Task description: Could you retype the records below exactly as they appear, skipping any pictures?

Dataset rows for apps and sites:
----------

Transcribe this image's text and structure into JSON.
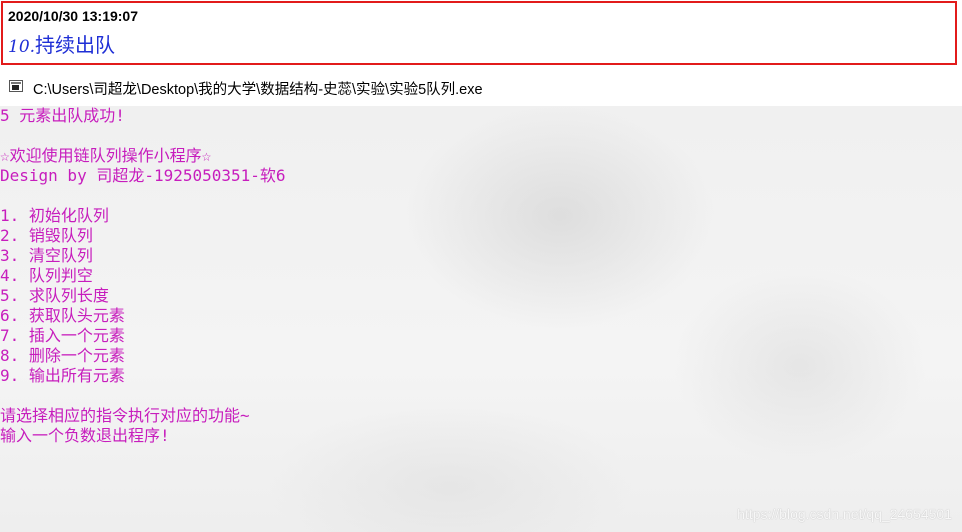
{
  "note": {
    "timestamp": "2020/10/30 13:19:07",
    "number": "10.",
    "title": "持续出队"
  },
  "window": {
    "icon": "console-window-icon",
    "title": "C:\\Users\\司超龙\\Desktop\\我的大学\\数据结构-史蕊\\实验\\实验5队列.exe"
  },
  "console": {
    "text_color": "#c71dbd",
    "lines": [
      "5 元素出队成功!",
      "",
      "☆欢迎使用链队列操作小程序☆",
      "Design by 司超龙-1925050351-软6",
      "",
      "1. 初始化队列",
      "2. 销毁队列",
      "3. 清空队列",
      "4. 队列判空",
      "5. 求队列长度",
      "6. 获取队头元素",
      "7. 插入一个元素",
      "8. 删除一个元素",
      "9. 输出所有元素",
      "",
      "请选择相应的指令执行对应的功能~",
      "输入一个负数退出程序!"
    ]
  },
  "watermark": "https://blog.csdn.net/qq_24654501"
}
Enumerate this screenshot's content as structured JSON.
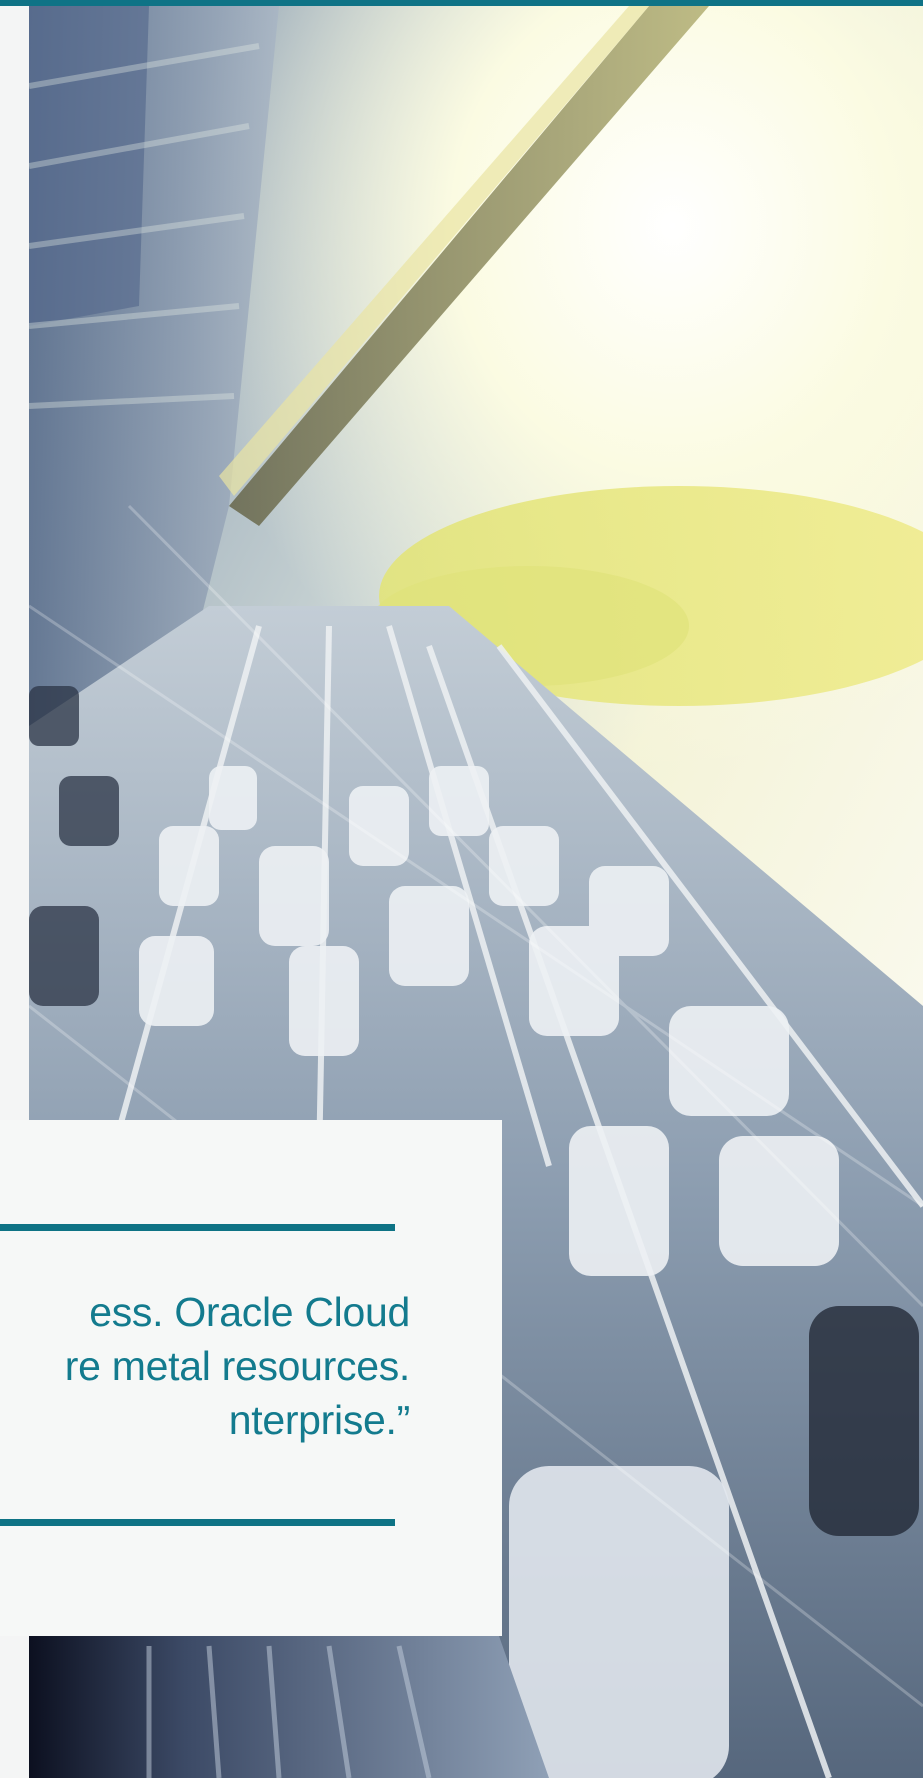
{
  "colors": {
    "accent": "#0f7386",
    "quote_text": "#137b8e",
    "card_background": "#f6f8f7"
  },
  "photo": {
    "subject": "blurred-highway-traffic-photo"
  },
  "quote": {
    "lines": [
      "ess. Oracle Cloud",
      "re metal resources.",
      "nterprise.”"
    ]
  }
}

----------

Task solution:
Transcribe this image's text and structure into JSON.
{
  "note": {
    "timestamp": "2020/10/30 13:19:07",
    "number": "10.",
    "title": "持续出队"
  },
  "window": {
    "icon": "console-window-icon",
    "title": "C:\\Users\\司超龙\\Desktop\\我的大学\\数据结构-史蕊\\实验\\实验5队列.exe"
  },
  "console": {
    "text_color": "#c71dbd",
    "lines": [
      "5 元素出队成功!",
      "",
      "☆欢迎使用链队列操作小程序☆",
      "Design by 司超龙-1925050351-软6",
      "",
      "1. 初始化队列",
      "2. 销毁队列",
      "3. 清空队列",
      "4. 队列判空",
      "5. 求队列长度",
      "6. 获取队头元素",
      "7. 插入一个元素",
      "8. 删除一个元素",
      "9. 输出所有元素",
      "",
      "请选择相应的指令执行对应的功能~",
      "输入一个负数退出程序!"
    ]
  },
  "watermark": "https://blog.csdn.net/qq_24654501"
}
Enumerate this screenshot's content as structured JSON.
{
  "colors": {
    "accent": "#0f7386",
    "quote_text": "#137b8e",
    "card_background": "#f6f8f7"
  },
  "photo": {
    "subject": "blurred-highway-traffic-photo"
  },
  "quote": {
    "lines": [
      "ess. Oracle Cloud",
      "re metal resources.",
      "nterprise.”"
    ]
  }
}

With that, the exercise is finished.